__Your objective__
All of the lines below should be copied word for word.

__Given records__
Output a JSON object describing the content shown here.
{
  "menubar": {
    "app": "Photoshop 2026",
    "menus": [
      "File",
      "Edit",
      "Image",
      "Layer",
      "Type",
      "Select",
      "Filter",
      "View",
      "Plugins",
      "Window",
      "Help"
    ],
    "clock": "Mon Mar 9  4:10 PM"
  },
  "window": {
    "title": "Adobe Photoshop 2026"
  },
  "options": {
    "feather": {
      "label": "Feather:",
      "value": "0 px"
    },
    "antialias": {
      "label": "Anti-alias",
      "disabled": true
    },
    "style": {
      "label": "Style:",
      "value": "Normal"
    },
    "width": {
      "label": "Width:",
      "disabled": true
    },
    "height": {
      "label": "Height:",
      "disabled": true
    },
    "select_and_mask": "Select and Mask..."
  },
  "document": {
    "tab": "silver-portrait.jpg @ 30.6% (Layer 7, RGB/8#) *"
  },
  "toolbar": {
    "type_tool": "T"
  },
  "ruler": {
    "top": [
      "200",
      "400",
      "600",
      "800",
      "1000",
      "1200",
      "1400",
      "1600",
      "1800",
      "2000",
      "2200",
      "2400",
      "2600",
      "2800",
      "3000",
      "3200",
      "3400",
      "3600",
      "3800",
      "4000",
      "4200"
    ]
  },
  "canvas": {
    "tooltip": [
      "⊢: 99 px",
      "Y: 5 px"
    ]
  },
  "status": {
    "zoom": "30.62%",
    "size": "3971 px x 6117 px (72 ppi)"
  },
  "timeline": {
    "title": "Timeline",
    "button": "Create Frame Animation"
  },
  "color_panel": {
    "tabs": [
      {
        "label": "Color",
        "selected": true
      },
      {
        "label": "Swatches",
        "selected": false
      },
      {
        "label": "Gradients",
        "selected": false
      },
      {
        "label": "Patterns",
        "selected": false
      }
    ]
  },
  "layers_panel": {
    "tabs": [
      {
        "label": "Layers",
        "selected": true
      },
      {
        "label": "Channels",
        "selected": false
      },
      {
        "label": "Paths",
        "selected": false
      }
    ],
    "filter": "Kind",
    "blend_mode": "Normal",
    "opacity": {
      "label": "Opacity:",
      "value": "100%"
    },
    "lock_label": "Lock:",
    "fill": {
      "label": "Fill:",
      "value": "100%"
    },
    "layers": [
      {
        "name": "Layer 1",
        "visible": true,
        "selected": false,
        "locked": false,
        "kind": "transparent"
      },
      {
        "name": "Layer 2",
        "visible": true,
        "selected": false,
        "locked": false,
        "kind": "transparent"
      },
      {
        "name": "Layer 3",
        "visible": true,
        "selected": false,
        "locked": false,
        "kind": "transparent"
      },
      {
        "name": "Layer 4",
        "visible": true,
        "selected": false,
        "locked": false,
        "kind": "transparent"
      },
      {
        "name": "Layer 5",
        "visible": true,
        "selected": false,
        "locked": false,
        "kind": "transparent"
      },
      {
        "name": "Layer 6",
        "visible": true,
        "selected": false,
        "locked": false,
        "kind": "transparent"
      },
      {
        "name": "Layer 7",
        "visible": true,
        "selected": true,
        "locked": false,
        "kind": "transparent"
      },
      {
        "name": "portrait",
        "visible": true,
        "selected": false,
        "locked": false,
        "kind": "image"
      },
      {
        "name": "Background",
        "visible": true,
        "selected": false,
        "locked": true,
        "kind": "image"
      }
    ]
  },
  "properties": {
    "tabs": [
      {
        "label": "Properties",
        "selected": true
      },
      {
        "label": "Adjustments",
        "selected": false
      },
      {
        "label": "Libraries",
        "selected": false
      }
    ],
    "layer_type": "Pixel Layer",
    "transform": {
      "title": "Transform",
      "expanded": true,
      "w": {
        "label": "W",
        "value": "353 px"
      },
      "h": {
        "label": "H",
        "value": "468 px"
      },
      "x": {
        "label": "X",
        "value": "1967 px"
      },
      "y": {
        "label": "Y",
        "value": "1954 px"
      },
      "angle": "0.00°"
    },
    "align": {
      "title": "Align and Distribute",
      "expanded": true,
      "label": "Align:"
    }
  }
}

__Your solution__
Output a JSON object describing the content shown here.
{
  "menubar": {
    "app": "Photoshop 2026",
    "menus": [
      "File",
      "Edit",
      "Image",
      "Layer",
      "Type",
      "Select",
      "Filter",
      "View",
      "Plugins",
      "Window",
      "Help"
    ],
    "clock": "Mon Mar 9  4:10 PM"
  },
  "window": {
    "title": "Adobe Photoshop 2026"
  },
  "options": {
    "feather": {
      "label": "Feather:",
      "value": "0 px"
    },
    "antialias": {
      "label": "Anti-alias",
      "disabled": true
    },
    "style": {
      "label": "Style:",
      "value": "Normal"
    },
    "width": {
      "label": "Width:",
      "disabled": true
    },
    "height": {
      "label": "Height:",
      "disabled": true
    },
    "select_and_mask": "Select and Mask..."
  },
  "document": {
    "tab": "silver-portrait.jpg @ 30.6% (Layer 7, RGB/8#) *"
  },
  "toolbar": {
    "type_tool": "T"
  },
  "ruler": {
    "top": [
      "200",
      "400",
      "600",
      "800",
      "1000",
      "1200",
      "1400",
      "1600",
      "1800",
      "2000",
      "2200",
      "2400",
      "2600",
      "2800",
      "3000",
      "3200",
      "3400",
      "3600",
      "3800",
      "4000",
      "4200"
    ]
  },
  "canvas": {
    "tooltip": [
      "⊢: 99 px",
      "Y: 5 px"
    ]
  },
  "status": {
    "zoom": "30.62%",
    "size": "3971 px x 6117 px (72 ppi)"
  },
  "timeline": {
    "title": "Timeline",
    "button": "Create Frame Animation"
  },
  "color_panel": {
    "tabs": [
      {
        "label": "Color",
        "selected": true
      },
      {
        "label": "Swatches",
        "selected": false
      },
      {
        "label": "Gradients",
        "selected": false
      },
      {
        "label": "Patterns",
        "selected": false
      }
    ]
  },
  "layers_panel": {
    "tabs": [
      {
        "label": "Layers",
        "selected": true
      },
      {
        "label": "Channels",
        "selected": false
      },
      {
        "label": "Paths",
        "selected": false
      }
    ],
    "filter": "Kind",
    "blend_mode": "Normal",
    "opacity": {
      "label": "Opacity:",
      "value": "100%"
    },
    "lock_label": "Lock:",
    "fill": {
      "label": "Fill:",
      "value": "100%"
    },
    "layers": [
      {
        "name": "Layer 1",
        "visible": true,
        "selected": false,
        "locked": false,
        "kind": "transparent"
      },
      {
        "name": "Layer 2",
        "visible": true,
        "selected": false,
        "locked": false,
        "kind": "transparent"
      },
      {
        "name": "Layer 3",
        "visible": true,
        "selected": false,
        "locked": false,
        "kind": "transparent"
      },
      {
        "name": "Layer 4",
        "visible": true,
        "selected": false,
        "locked": false,
        "kind": "transparent"
      },
      {
        "name": "Layer 5",
        "visible": true,
        "selected": false,
        "locked": false,
        "kind": "transparent"
      },
      {
        "name": "Layer 6",
        "visible": true,
        "selected": false,
        "locked": false,
        "kind": "transparent"
      },
      {
        "name": "Layer 7",
        "visible": true,
        "selected": true,
        "locked": false,
        "kind": "transparent"
      },
      {
        "name": "portrait",
        "visible": true,
        "selected": false,
        "locked": false,
        "kind": "image"
      },
      {
        "name": "Background",
        "visible": true,
        "selected": false,
        "locked": true,
        "kind": "image"
      }
    ]
  },
  "properties": {
    "tabs": [
      {
        "label": "Properties",
        "selected": true
      },
      {
        "label": "Adjustments",
        "selected": false
      },
      {
        "label": "Libraries",
        "selected": false
      }
    ],
    "layer_type": "Pixel Layer",
    "transform": {
      "title": "Transform",
      "expanded": true,
      "w": {
        "label": "W",
        "value": "353 px"
      },
      "h": {
        "label": "H",
        "value": "468 px"
      },
      "x": {
        "label": "X",
        "value": "1967 px"
      },
      "y": {
        "label": "Y",
        "value": "1954 px"
      },
      "angle": "0.00°"
    },
    "align": {
      "title": "Align and Distribute",
      "expanded": true,
      "label": "Align:"
    }
  }
}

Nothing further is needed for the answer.